What was he supposed to do? What did he have to do to save Cas? "It's a tumor" continued to repeat itself in his head, and he brought his hands to his ears again. No, he thought. He's lying. They're all lying. It's a lie. God, tell me it's a lie.

He closed his eyes as he slumped back down onto the chair next to the bed. The words kept haunting him, and all he could do was shake his head in denial. There was no way. He could feel his heart pound against his rebuilt ribcage, his eyes water, and he shook his head. Not again. He opened his eyes and saw Cas's hand slumped by his side. Even though the words in his head would not leave, he reached out to grab the hand with his own, holding them for dear life. No, he refused to believe that it was a tumor, that something was eating away at his brain. Moving the chair closer to the bed, he brought their hands to his lips, kissing the fingers as he started to cry.

Why was it happening to him? Why was any of this happening to the both of them? It was a migraine, that's all it was. Why was Cas starting to die? Dean brought their hands to his forehead and closed his eyes. Cas had different pains to worry about, but Dean felt he was sharing the pain. How Cas did not cry with the pain surrounding his entire body, Dean was not sure. But the tears fell, and he would not allow them to stop.

He couldn't open his eyes for the rest of the night. He was too busy making a call to someone that was not important to him, but more to Cas.

"Dear God, save him."

x x x

Little notes:

Barman: angel of intelligence

Heman: angel leader of the heavenly choir, whose name means "trust"

Sophia: angel whose name means "wisdom"

Leo: an angel who thwarts demons

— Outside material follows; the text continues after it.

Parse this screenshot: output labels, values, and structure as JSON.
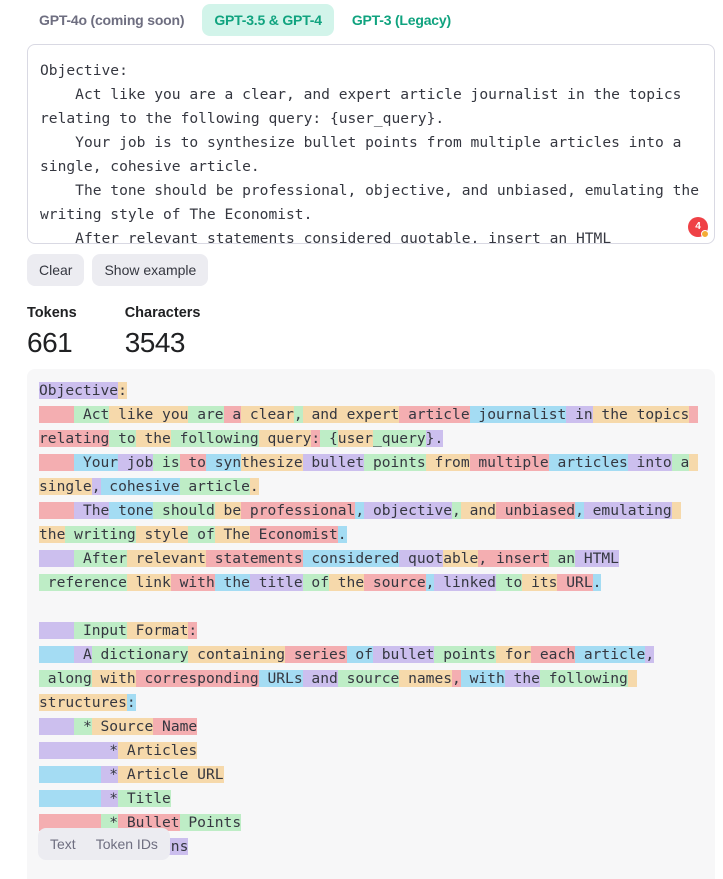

Posterior Fossa: contains the fourth ventricle, cerebellum, and the brain stem.

"Sid": Nickname I gave for the angel Sizouze, who is the angel of prayer.